In light of the Supreme Court of the United States decision in SAS Institute v. Iancu (IP Update, Vol. 21, No. 5), the US Court of Appeals for the Federal Circuit remanded an appeal from the Patent Trial and Appeal Board (PTAB), finding that institution decisions must institute not only on all challenged claims, but also on all challenged grounds. Adidas AG v. Nike, Inc., Case Nos. 18-1180, -1181 (Fed. Cir. July 2, 2018) (Moore, J).
Adidas sought inter partes review (IPR) of two of Nike’s patents, arguing that (1) each challenged claim would have been obvious based on the Reed and Nishida references, and (2) each claim would have been obvious based on the Castello, Fujiwara and Nishida references. The PTAB instituted the IPR but limited its institution to the first asserted grounds of invalidity. In its the final written decision, the PTAB held that Adidas failed to carry its burden with respect to the first asserted ground, but never addressed the petitioner’s second asserted grounds. Adidas appealed the final written decision and, following the Supreme Court’s decision in SAS, promptly moved to remand to the PTAB for consideration of the second asserted ground.

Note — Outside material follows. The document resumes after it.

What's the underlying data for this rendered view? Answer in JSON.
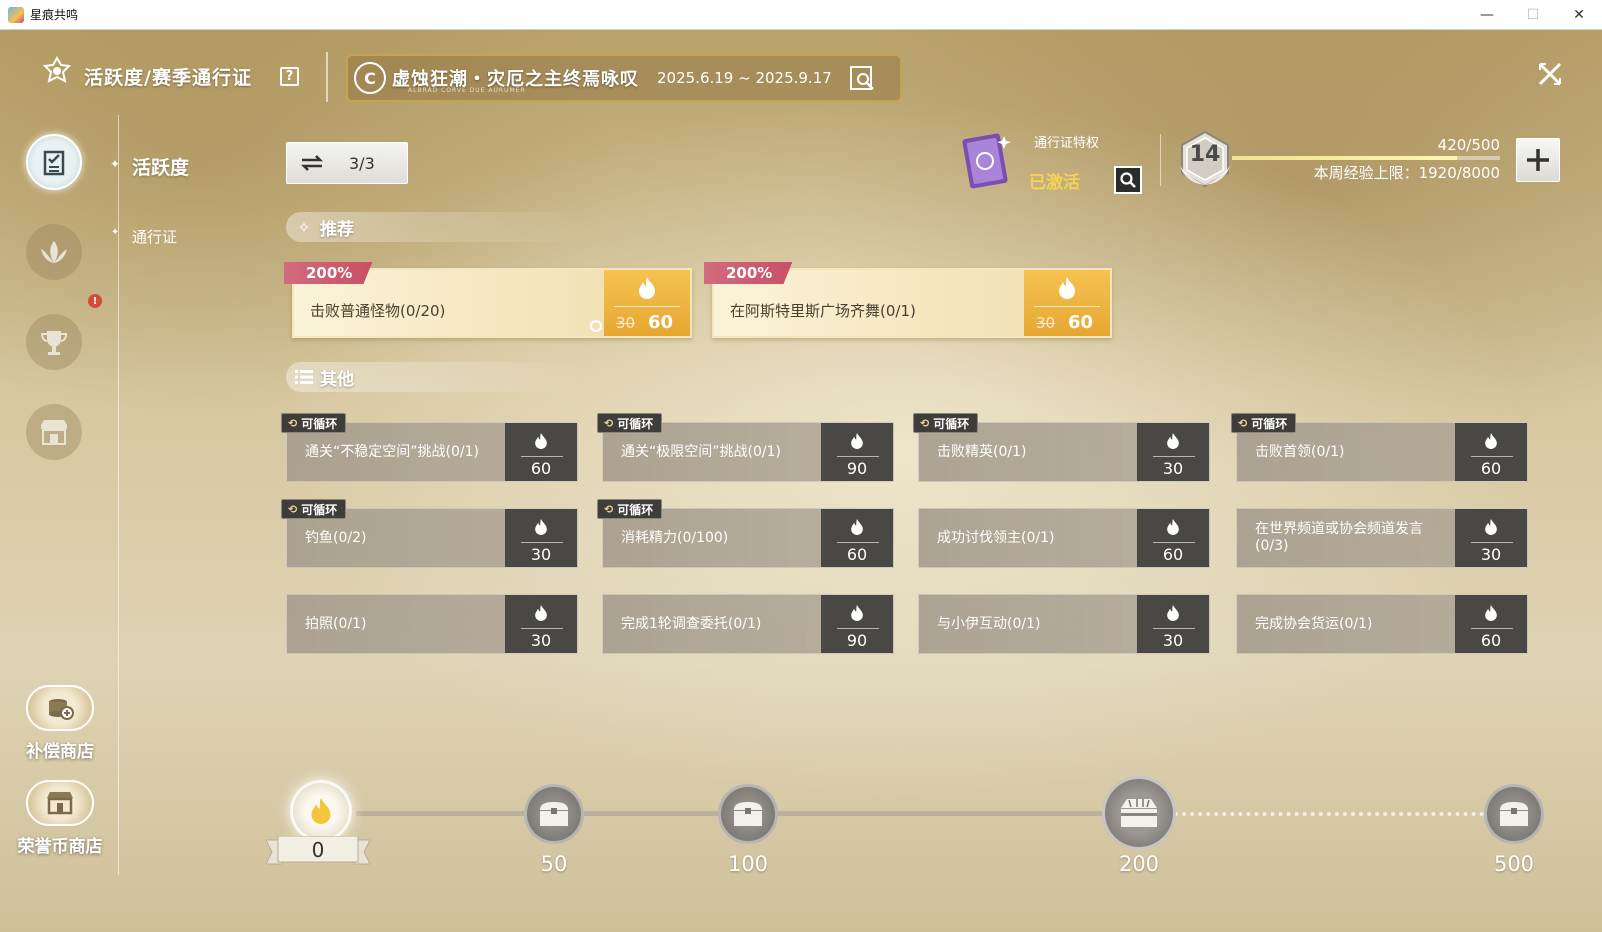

In remanding the case to the PTAB, the Federal Circuit noted that in SAS, the Supreme Court held that the institution decision must be “in accordance with or in conformance to the petition,” meaning that it must address all challenged claims and all grounds on which the challenge to each claim is based. The Supreme Court also explained that its decision applied to all pending IPRs at the time of the decision. The Federal Circuit then cited numerous cases decided since SAS that remanded appeals from IPR proceedings where motions to remand in light of SAS were promptly filed. Since the motion to remand in this case was prompt, and therefore not a waiver, the PTAB’s failure to institute on all challenged grounds mandated remand.
Practice Note: Be sure to immediately raise the issue of the PTAB’s failure to institute on all claims or all grounds the moment the mistake is identified. Failure to act promptly, even at the institution stage, may soon be held to result in a waiver of correcting the institution decision in favor of expediency.